**TASK BRIEF:** A word-for-word reproduction of the data below is needed, with no pictures in it.

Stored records

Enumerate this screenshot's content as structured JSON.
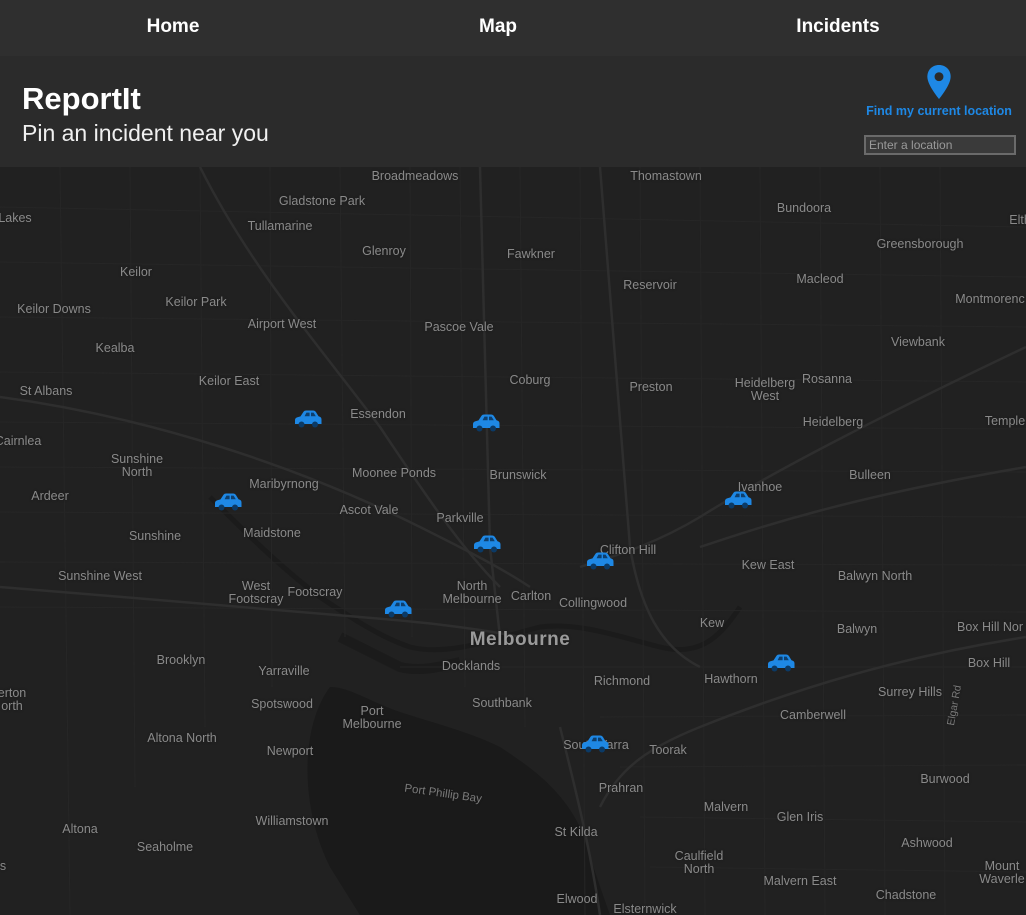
{
  "nav": {
    "home": "Home",
    "map": "Map",
    "incidents": "Incidents"
  },
  "header": {
    "title": "ReportIt",
    "subtitle": "Pin an incident near you",
    "locate_label": "Find my current location",
    "location_placeholder": "Enter a location"
  },
  "colors": {
    "accent": "#1e88e5",
    "map_background": "#212121",
    "navbar": "#2f2f2f",
    "header": "#2b2b2b"
  },
  "map": {
    "city": "Melbourne",
    "bay": "Port Phillip Bay",
    "road": "Elgar Rd",
    "places": [
      "Broadmeadows",
      "Thomastown",
      "Gladstone Park",
      "Bundoora",
      "Lakes",
      "Elth",
      "Tullamarine",
      "Glenroy",
      "Fawkner",
      "Greensborough",
      "Keilor",
      "Reservoir",
      "Macleod",
      "Keilor Park",
      "Keilor Downs",
      "Montmorenc",
      "Airport West",
      "Pascoe Vale",
      "Viewbank",
      "Kealba",
      "Coburg",
      "Preston",
      "Heidelberg\nWest",
      "Rosanna",
      "Keilor East",
      "St Albans",
      "Essendon",
      "Heidelberg",
      "Temple",
      "Cairnlea",
      "Sunshine\nNorth",
      "Moonee Ponds",
      "Brunswick",
      "Bulleen",
      "Maribyrnong",
      "Ardeer",
      "Ivanhoe",
      "Ascot Vale",
      "Parkville",
      "Sunshine",
      "Maidstone",
      "Clifton Hill",
      "Kew East",
      "Sunshine West",
      "Balwyn North",
      "West\nFootscray",
      "Footscray",
      "North\nMelbourne",
      "Carlton",
      "Collingwood",
      "Kew",
      "Balwyn",
      "Box Hill Nor",
      "Docklands",
      "Brooklyn",
      "Box Hill",
      "Yarraville",
      "Richmond",
      "Hawthorn",
      "erton\north",
      "Surrey Hills",
      "Spotswood",
      "Southbank",
      "Port\nMelbourne",
      "Camberwell",
      "Altona North",
      "Newport",
      "South Yarra",
      "Toorak",
      "Burwood",
      "Prahran",
      "Williamstown",
      "Malvern",
      "Glen Iris",
      "Altona",
      "St Kilda",
      "Ashwood",
      "Seaholme",
      "Caulfield\nNorth",
      "s",
      "Mount\nWaverle",
      "Malvern East",
      "Chadstone",
      "Elwood",
      "Elsternwick"
    ],
    "incident_icon": "car-icon",
    "incident_count": 10
  }
}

**ANSWER SECTION:**
Enumerate this screenshot's content as structured JSON.
{
  "nav": {
    "home": "Home",
    "map": "Map",
    "incidents": "Incidents"
  },
  "header": {
    "title": "ReportIt",
    "subtitle": "Pin an incident near you",
    "locate_label": "Find my current location",
    "location_placeholder": "Enter a location"
  },
  "colors": {
    "accent": "#1e88e5",
    "map_background": "#212121",
    "navbar": "#2f2f2f",
    "header": "#2b2b2b"
  },
  "map": {
    "city": "Melbourne",
    "bay": "Port Phillip Bay",
    "road": "Elgar Rd",
    "places": [
      "Broadmeadows",
      "Thomastown",
      "Gladstone Park",
      "Bundoora",
      "Lakes",
      "Elth",
      "Tullamarine",
      "Glenroy",
      "Fawkner",
      "Greensborough",
      "Keilor",
      "Reservoir",
      "Macleod",
      "Keilor Park",
      "Keilor Downs",
      "Montmorenc",
      "Airport West",
      "Pascoe Vale",
      "Viewbank",
      "Kealba",
      "Coburg",
      "Preston",
      "Heidelberg\nWest",
      "Rosanna",
      "Keilor East",
      "St Albans",
      "Essendon",
      "Heidelberg",
      "Temple",
      "Cairnlea",
      "Sunshine\nNorth",
      "Moonee Ponds",
      "Brunswick",
      "Bulleen",
      "Maribyrnong",
      "Ardeer",
      "Ivanhoe",
      "Ascot Vale",
      "Parkville",
      "Sunshine",
      "Maidstone",
      "Clifton Hill",
      "Kew East",
      "Sunshine West",
      "Balwyn North",
      "West\nFootscray",
      "Footscray",
      "North\nMelbourne",
      "Carlton",
      "Collingwood",
      "Kew",
      "Balwyn",
      "Box Hill Nor",
      "Docklands",
      "Brooklyn",
      "Box Hill",
      "Yarraville",
      "Richmond",
      "Hawthorn",
      "erton\north",
      "Surrey Hills",
      "Spotswood",
      "Southbank",
      "Port\nMelbourne",
      "Camberwell",
      "Altona North",
      "Newport",
      "South Yarra",
      "Toorak",
      "Burwood",
      "Prahran",
      "Williamstown",
      "Malvern",
      "Glen Iris",
      "Altona",
      "St Kilda",
      "Ashwood",
      "Seaholme",
      "Caulfield\nNorth",
      "s",
      "Mount\nWaverle",
      "Malvern East",
      "Chadstone",
      "Elwood",
      "Elsternwick"
    ],
    "incident_icon": "car-icon",
    "incident_count": 10
  }
}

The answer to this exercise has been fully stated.